These sample radiology personal statements are here for your viewing pleasure (fully anonymous). We're hoping to add more in the future, including Pre-Med personal statements. If you've got one to add to the free library, don't forget to contribute yours.
RADIOLOGY PERSONAL STATEMENT
My interest in radiology began in medical school, where anatomy was my favorite subject. The material was so engaging that I completely lost track of time while studying or dissecting in the lab. I also participated in an anatomy teaching assistantship, organizing review sessions and teaching physician assistant students. My most rewarding teaching experiences included teaching anatomy review sessions and designing the radiology portion of the practicals. When on the wards, I often found myself trying my best to make the diagnosis of our patient’s X-rays and CT scans. My experience with radiology residents further anchored key medical concepts from the text to the bedside. For example, when Mr. P presented to our vascular clinic complaining of arm pain and dizziness upon lifting heavy objects, we ordered an angiogram. The scan clearly showed retrograde blood flow from the vertebral artery filling the subclavian artery distal to an obstruction. No other specialty can more clearly outline the anatomical basis diseases in a noninvasive manner.

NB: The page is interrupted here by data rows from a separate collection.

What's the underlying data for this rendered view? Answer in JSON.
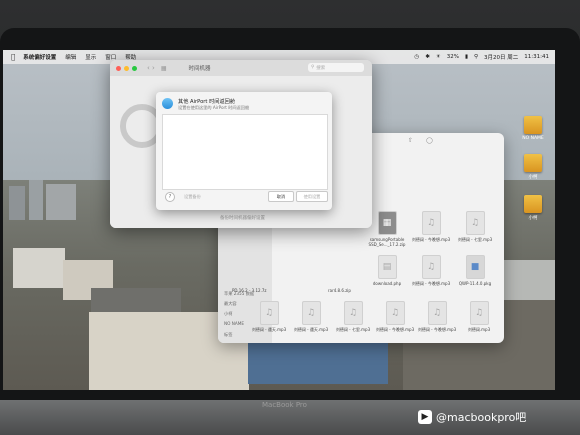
{
  "menubar": {
    "items": [
      "系统偏好设置",
      "编辑",
      "显示",
      "窗口",
      "帮助"
    ],
    "battery": "32%",
    "date": "3月20日 周二",
    "time": "11:31:41"
  },
  "desktop_icons": [
    {
      "label": "NO NAME"
    },
    {
      "label": "小柯"
    },
    {
      "label": "小柯"
    }
  ],
  "time_machine": {
    "title": "时间机器",
    "search_placeholder": "搜索",
    "footer_text": "备份时间机器偏好设置"
  },
  "sheet": {
    "title": "其他 AirPort 时间返回舱",
    "subtitle": "设置在使用这里的 AirPort 时间返回舱",
    "help": "?",
    "link": "设置备份",
    "cancel": "取消",
    "ok": "使用设置"
  },
  "finder": {
    "sidebar": [
      "苹果 2355 数据",
      "最大容",
      "小柯",
      "NO NAME",
      "标签"
    ],
    "files": [
      {
        "name": "PD 16.2 - 3.12.7z",
        "icon": "archive"
      },
      {
        "name": "刘德阔 - 遇天.mp3",
        "icon": "audio"
      },
      {
        "name": "刘德阔 - 遇天.mp3",
        "icon": "audio"
      },
      {
        "name": "刘德阔 - 七里.mp3",
        "icon": "audio"
      },
      {
        "name": "刘德阔 - 今晚想.mp3",
        "icon": "audio"
      },
      {
        "name": "刘德阔 - 今晚想.mp3",
        "icon": "audio"
      },
      {
        "name": "刘德阔.mp3",
        "icon": "audio"
      },
      {
        "name": "samsungPortable SSD_Se..._17.2.zip",
        "icon": "archive"
      },
      {
        "name": "刘德阔 - 今晚想.mp3",
        "icon": "audio"
      },
      {
        "name": "刘德阔 - 七里.mp3",
        "icon": "audio"
      },
      {
        "name": "download.php",
        "icon": "doc"
      },
      {
        "name": "刘德阔 - 今晚想.mp3",
        "icon": "audio"
      },
      {
        "name": "QWP-11.4.0.pkg",
        "icon": "pkg"
      },
      {
        "name": "rar4.8.6.zip",
        "icon": "archive"
      }
    ]
  },
  "device_brand": "MacBook Pro",
  "watermark": "@macbookpro吧",
  "colors": {
    "close": "#ff5f57",
    "minimize": "#febc2e",
    "zoom": "#28c840",
    "link_blue": "#2a8fdb"
  }
}
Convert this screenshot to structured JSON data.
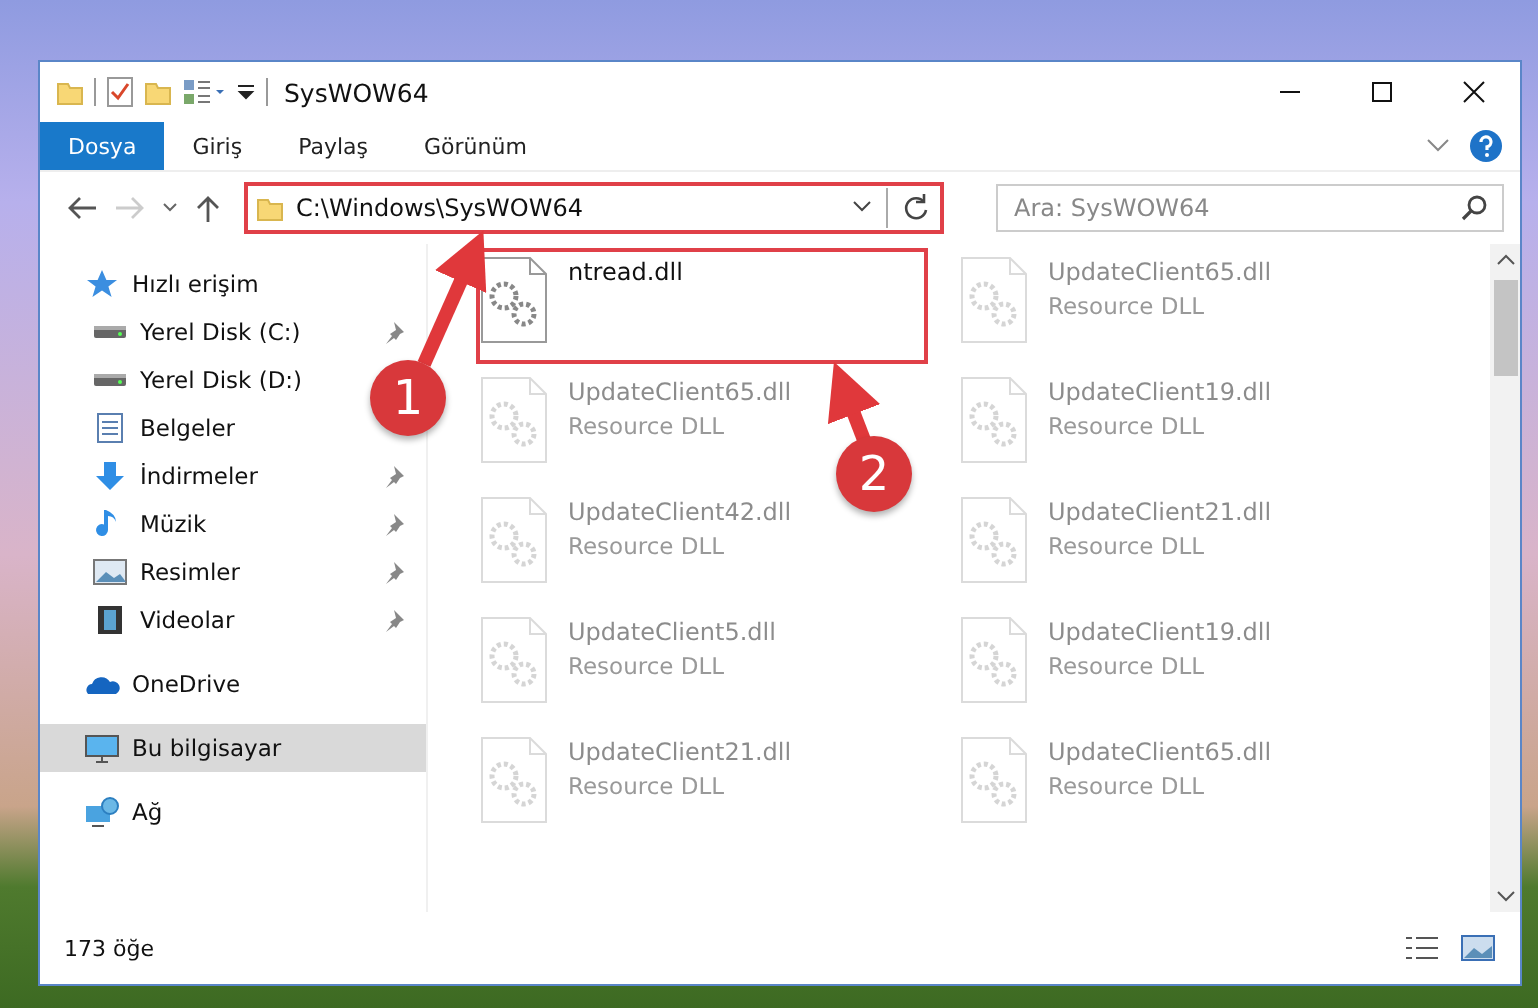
{
  "window": {
    "title": "SysWOW64"
  },
  "ribbon_tabs": [
    {
      "label": "Dosya",
      "selected": true
    },
    {
      "label": "Giriş",
      "selected": false
    },
    {
      "label": "Paylaş",
      "selected": false
    },
    {
      "label": "Görünüm",
      "selected": false
    }
  ],
  "address_bar": {
    "path": "C:\\Windows\\SysWOW64",
    "highlighted": true
  },
  "search": {
    "placeholder": "Ara: SysWOW64"
  },
  "sidebar": {
    "items": [
      {
        "label": "Hızlı erişim",
        "kind": "star",
        "selected": false,
        "children": [
          {
            "label": "Yerel Disk (C:)",
            "kind": "drive",
            "pinned": true,
            "selected": false
          },
          {
            "label": "Yerel Disk (D:)",
            "kind": "drive",
            "pinned": false,
            "selected": false
          },
          {
            "label": "Belgeler",
            "kind": "document",
            "pinned": false,
            "selected": false
          },
          {
            "label": "İndirmeler",
            "kind": "download",
            "pinned": true,
            "selected": false
          },
          {
            "label": "Müzik",
            "kind": "music",
            "pinned": true,
            "selected": false
          },
          {
            "label": "Resimler",
            "kind": "pictures",
            "pinned": true,
            "selected": false
          },
          {
            "label": "Videolar",
            "kind": "video",
            "pinned": true,
            "selected": false
          }
        ]
      },
      {
        "label": "OneDrive",
        "kind": "cloud",
        "selected": false
      },
      {
        "label": "Bu bilgisayar",
        "kind": "computer",
        "selected": true
      },
      {
        "label": "Ağ",
        "kind": "network",
        "selected": false
      }
    ]
  },
  "files": [
    {
      "name": "ntread.dll",
      "faded": false,
      "highlighted": true
    },
    {
      "name": "UpdateClient65.dll",
      "type": "Resource DLL",
      "faded": true,
      "highlighted": false
    },
    {
      "name": "UpdateClient65.dll",
      "type": "Resource DLL",
      "faded": true,
      "highlighted": false
    },
    {
      "name": "UpdateClient19.dll",
      "type": "Resource DLL",
      "faded": true,
      "highlighted": false
    },
    {
      "name": "UpdateClient42.dll",
      "type": "Resource DLL",
      "faded": true,
      "highlighted": false
    },
    {
      "name": "UpdateClient21.dll",
      "type": "Resource DLL",
      "faded": true,
      "highlighted": false
    },
    {
      "name": "UpdateClient5.dll",
      "type": "Resource DLL",
      "faded": true,
      "highlighted": false
    },
    {
      "name": "UpdateClient19.dll",
      "type": "Resource DLL",
      "faded": true,
      "highlighted": false
    },
    {
      "name": "UpdateClient21.dll",
      "type": "Resource DLL",
      "faded": true,
      "highlighted": false
    },
    {
      "name": "UpdateClient65.dll",
      "type": "Resource DLL",
      "faded": true,
      "highlighted": false
    }
  ],
  "status_bar": {
    "item_count": "173 öğe"
  },
  "annotations": [
    {
      "label": "1"
    },
    {
      "label": "2"
    }
  ]
}
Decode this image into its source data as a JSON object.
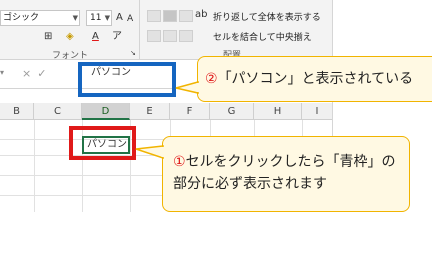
{
  "ribbon": {
    "font_name": "ゴシック",
    "font_size": "11",
    "font_group_label": "フォント",
    "wrap_text_label": "折り返して全体を表示する",
    "merge_center_label": "セルを結合して中央揃え",
    "alignment_group_label": "配置"
  },
  "formula_bar": {
    "value": "パソコン"
  },
  "grid": {
    "columns": [
      "B",
      "C",
      "D",
      "E",
      "F",
      "G",
      "H",
      "I"
    ],
    "selected_column": "D",
    "selected_cell_value": "パソコン"
  },
  "callouts": {
    "top": {
      "number": "②",
      "text": "「パソコン」と表示されている"
    },
    "bottom": {
      "number": "①",
      "text": "セルをクリックしたら「青枠」の部分に必ず表示されます"
    }
  },
  "colors": {
    "blue_frame": "#1565c0",
    "red_frame": "#e01919",
    "bubble_fill": "#fff9e3",
    "bubble_border": "#f1b400",
    "excel_green": "#217346"
  }
}
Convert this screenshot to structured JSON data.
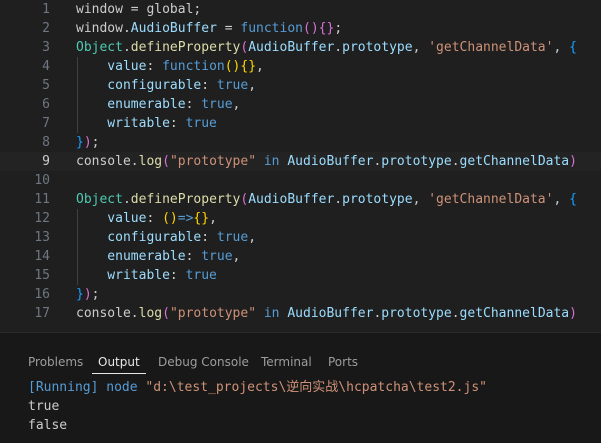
{
  "editor": {
    "lines": [
      {
        "n": "1",
        "tokens": [
          {
            "t": "window",
            "c": "t-plain"
          },
          {
            "t": " = ",
            "c": "t-plain"
          },
          {
            "t": "global",
            "c": "t-plain"
          },
          {
            "t": ";",
            "c": "t-plain"
          }
        ]
      },
      {
        "n": "2",
        "tokens": [
          {
            "t": "window",
            "c": "t-plain"
          },
          {
            "t": ".",
            "c": "t-plain"
          },
          {
            "t": "AudioBuffer",
            "c": "t-var"
          },
          {
            "t": " = ",
            "c": "t-plain"
          },
          {
            "t": "function",
            "c": "t-kw"
          },
          {
            "t": "()",
            "c": "t-b2"
          },
          {
            "t": "{}",
            "c": "t-b2"
          },
          {
            "t": ";",
            "c": "t-plain"
          }
        ]
      },
      {
        "n": "3",
        "tokens": [
          {
            "t": "Object",
            "c": "t-class"
          },
          {
            "t": ".",
            "c": "t-plain"
          },
          {
            "t": "defineProperty",
            "c": "t-fn"
          },
          {
            "t": "(",
            "c": "t-b2"
          },
          {
            "t": "AudioBuffer",
            "c": "t-var"
          },
          {
            "t": ".",
            "c": "t-plain"
          },
          {
            "t": "prototype",
            "c": "t-var"
          },
          {
            "t": ", ",
            "c": "t-plain"
          },
          {
            "t": "'getChannelData'",
            "c": "t-str"
          },
          {
            "t": ", ",
            "c": "t-plain"
          },
          {
            "t": "{",
            "c": "t-b3"
          }
        ]
      },
      {
        "n": "4",
        "tokens": [
          {
            "t": "    value",
            "c": "t-prop"
          },
          {
            "t": ": ",
            "c": "t-plain"
          },
          {
            "t": "function",
            "c": "t-kw"
          },
          {
            "t": "()",
            "c": "t-b1"
          },
          {
            "t": "{}",
            "c": "t-b1"
          },
          {
            "t": ",",
            "c": "t-plain"
          }
        ]
      },
      {
        "n": "5",
        "tokens": [
          {
            "t": "    configurable",
            "c": "t-prop"
          },
          {
            "t": ": ",
            "c": "t-plain"
          },
          {
            "t": "true",
            "c": "t-const"
          },
          {
            "t": ",",
            "c": "t-plain"
          }
        ]
      },
      {
        "n": "6",
        "tokens": [
          {
            "t": "    enumerable",
            "c": "t-prop"
          },
          {
            "t": ": ",
            "c": "t-plain"
          },
          {
            "t": "true",
            "c": "t-const"
          },
          {
            "t": ",",
            "c": "t-plain"
          }
        ]
      },
      {
        "n": "7",
        "tokens": [
          {
            "t": "    writable",
            "c": "t-prop"
          },
          {
            "t": ": ",
            "c": "t-plain"
          },
          {
            "t": "true",
            "c": "t-const"
          }
        ]
      },
      {
        "n": "8",
        "tokens": [
          {
            "t": "}",
            "c": "t-b3"
          },
          {
            "t": ")",
            "c": "t-b2"
          },
          {
            "t": ";",
            "c": "t-plain"
          }
        ]
      },
      {
        "n": "9",
        "tokens": [
          {
            "t": "console",
            "c": "t-plain"
          },
          {
            "t": ".",
            "c": "t-plain"
          },
          {
            "t": "log",
            "c": "t-fn"
          },
          {
            "t": "(",
            "c": "t-b2"
          },
          {
            "t": "\"prototype\"",
            "c": "t-str"
          },
          {
            "t": " in ",
            "c": "t-kw"
          },
          {
            "t": "AudioBuffer",
            "c": "t-var"
          },
          {
            "t": ".",
            "c": "t-plain"
          },
          {
            "t": "prototype",
            "c": "t-var"
          },
          {
            "t": ".",
            "c": "t-plain"
          },
          {
            "t": "getChannelData",
            "c": "t-var"
          },
          {
            "t": ")",
            "c": "t-b2"
          }
        ],
        "current": true
      },
      {
        "n": "10",
        "tokens": []
      },
      {
        "n": "11",
        "tokens": [
          {
            "t": "Object",
            "c": "t-class"
          },
          {
            "t": ".",
            "c": "t-plain"
          },
          {
            "t": "defineProperty",
            "c": "t-fn"
          },
          {
            "t": "(",
            "c": "t-b2"
          },
          {
            "t": "AudioBuffer",
            "c": "t-var"
          },
          {
            "t": ".",
            "c": "t-plain"
          },
          {
            "t": "prototype",
            "c": "t-var"
          },
          {
            "t": ", ",
            "c": "t-plain"
          },
          {
            "t": "'getChannelData'",
            "c": "t-str"
          },
          {
            "t": ", ",
            "c": "t-plain"
          },
          {
            "t": "{",
            "c": "t-b3"
          }
        ]
      },
      {
        "n": "12",
        "tokens": [
          {
            "t": "    value",
            "c": "t-prop"
          },
          {
            "t": ": ",
            "c": "t-plain"
          },
          {
            "t": "()",
            "c": "t-b1"
          },
          {
            "t": "=>",
            "c": "t-kw"
          },
          {
            "t": "{}",
            "c": "t-b1"
          },
          {
            "t": ",",
            "c": "t-plain"
          }
        ]
      },
      {
        "n": "13",
        "tokens": [
          {
            "t": "    configurable",
            "c": "t-prop"
          },
          {
            "t": ": ",
            "c": "t-plain"
          },
          {
            "t": "true",
            "c": "t-const"
          },
          {
            "t": ",",
            "c": "t-plain"
          }
        ]
      },
      {
        "n": "14",
        "tokens": [
          {
            "t": "    enumerable",
            "c": "t-prop"
          },
          {
            "t": ": ",
            "c": "t-plain"
          },
          {
            "t": "true",
            "c": "t-const"
          },
          {
            "t": ",",
            "c": "t-plain"
          }
        ]
      },
      {
        "n": "15",
        "tokens": [
          {
            "t": "    writable",
            "c": "t-prop"
          },
          {
            "t": ": ",
            "c": "t-plain"
          },
          {
            "t": "true",
            "c": "t-const"
          }
        ]
      },
      {
        "n": "16",
        "tokens": [
          {
            "t": "}",
            "c": "t-b3"
          },
          {
            "t": ")",
            "c": "t-b2"
          },
          {
            "t": ";",
            "c": "t-plain"
          }
        ]
      },
      {
        "n": "17",
        "tokens": [
          {
            "t": "console",
            "c": "t-plain"
          },
          {
            "t": ".",
            "c": "t-plain"
          },
          {
            "t": "log",
            "c": "t-fn"
          },
          {
            "t": "(",
            "c": "t-b2"
          },
          {
            "t": "\"prototype\"",
            "c": "t-str"
          },
          {
            "t": " in ",
            "c": "t-kw"
          },
          {
            "t": "AudioBuffer",
            "c": "t-var"
          },
          {
            "t": ".",
            "c": "t-plain"
          },
          {
            "t": "prototype",
            "c": "t-var"
          },
          {
            "t": ".",
            "c": "t-plain"
          },
          {
            "t": "getChannelData",
            "c": "t-var"
          },
          {
            "t": ")",
            "c": "t-b2"
          }
        ]
      }
    ]
  },
  "panel": {
    "tabs": {
      "problems": "Problems",
      "output": "Output",
      "debug_console": "Debug Console",
      "terminal": "Terminal",
      "ports": "Ports"
    },
    "output": {
      "running_prefix": "[Running] node ",
      "running_path": "\"d:\\test_projects\\逆向实战\\hcpatcha\\test2.js\"",
      "line1": "true",
      "line2": "false"
    }
  },
  "colors": {
    "editor_bg": "#1f1f1f",
    "panel_bg": "#181818",
    "keyword": "#569cd6",
    "string": "#ce9178",
    "variable": "#9cdcfe",
    "class": "#4ec9b0",
    "function": "#dcdcaa"
  }
}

In addition to my love of the subject matter, I find the problem-solving process of radiology engaging. With a background in mathematics, I have learned to work diligently toward solutions in a systematic manner and would thrive in the problem-based learning environment of radiology. I approached my PhD research in a similar way, tackling problems by breaking them up into manageable questions and designing specific experiments to test hypotheses. An experimental approach to research has many parallels in medicine. Determining the likely hypotheses, organizing them, and teasing out the answers by carefully planning experiments is similar to narrowing the differential diagnosis. Radiology is often at the branch point of this medical decision-making tree, with diagnosis and treatment hinging on radiological results. I see myself at this branchpoint, leading the way to the correct diagnosis.
Radiology is constantly pushing the limits of medical science. One of the most fascinating novel applications is magnetic resonance angiography of the heart and great vessels.
Measurements of pathologic anatomy, plaque formation and calcification are improving at a fast pace. With a background in vascular research, I hope to be a leader and innovator in these new technologies. Using sophisticated technology to detect free radicals, we were able to measure early markers of atherosclerosis thereby providing a framework of atherosclerosis and identifying potential drug targets for intervention. I believe sensitive noninvasive scans should be utilized more often to detect and treat pre-atherosclerotic states and prevent irreversible artery dysfunction. With radiology, earlier detection of diseases will likewise aid in identifying potential drug targets for intervention.
My goal as a physician scientist is to be a contributing part of the growing field of radiology. I am fascinated by the noninvasive imaging of anatomy, and would like to apply my problem solving and research background to the best of my ability to help lead the medical field into the future. Through hard work, perseverance and innovation, I want to be a trailblazer in imaging and improve the limits of detection, diagnosis and treatment. I feel that a radiology residency is essential for the knowledge and skills necessary to accomplish my goals.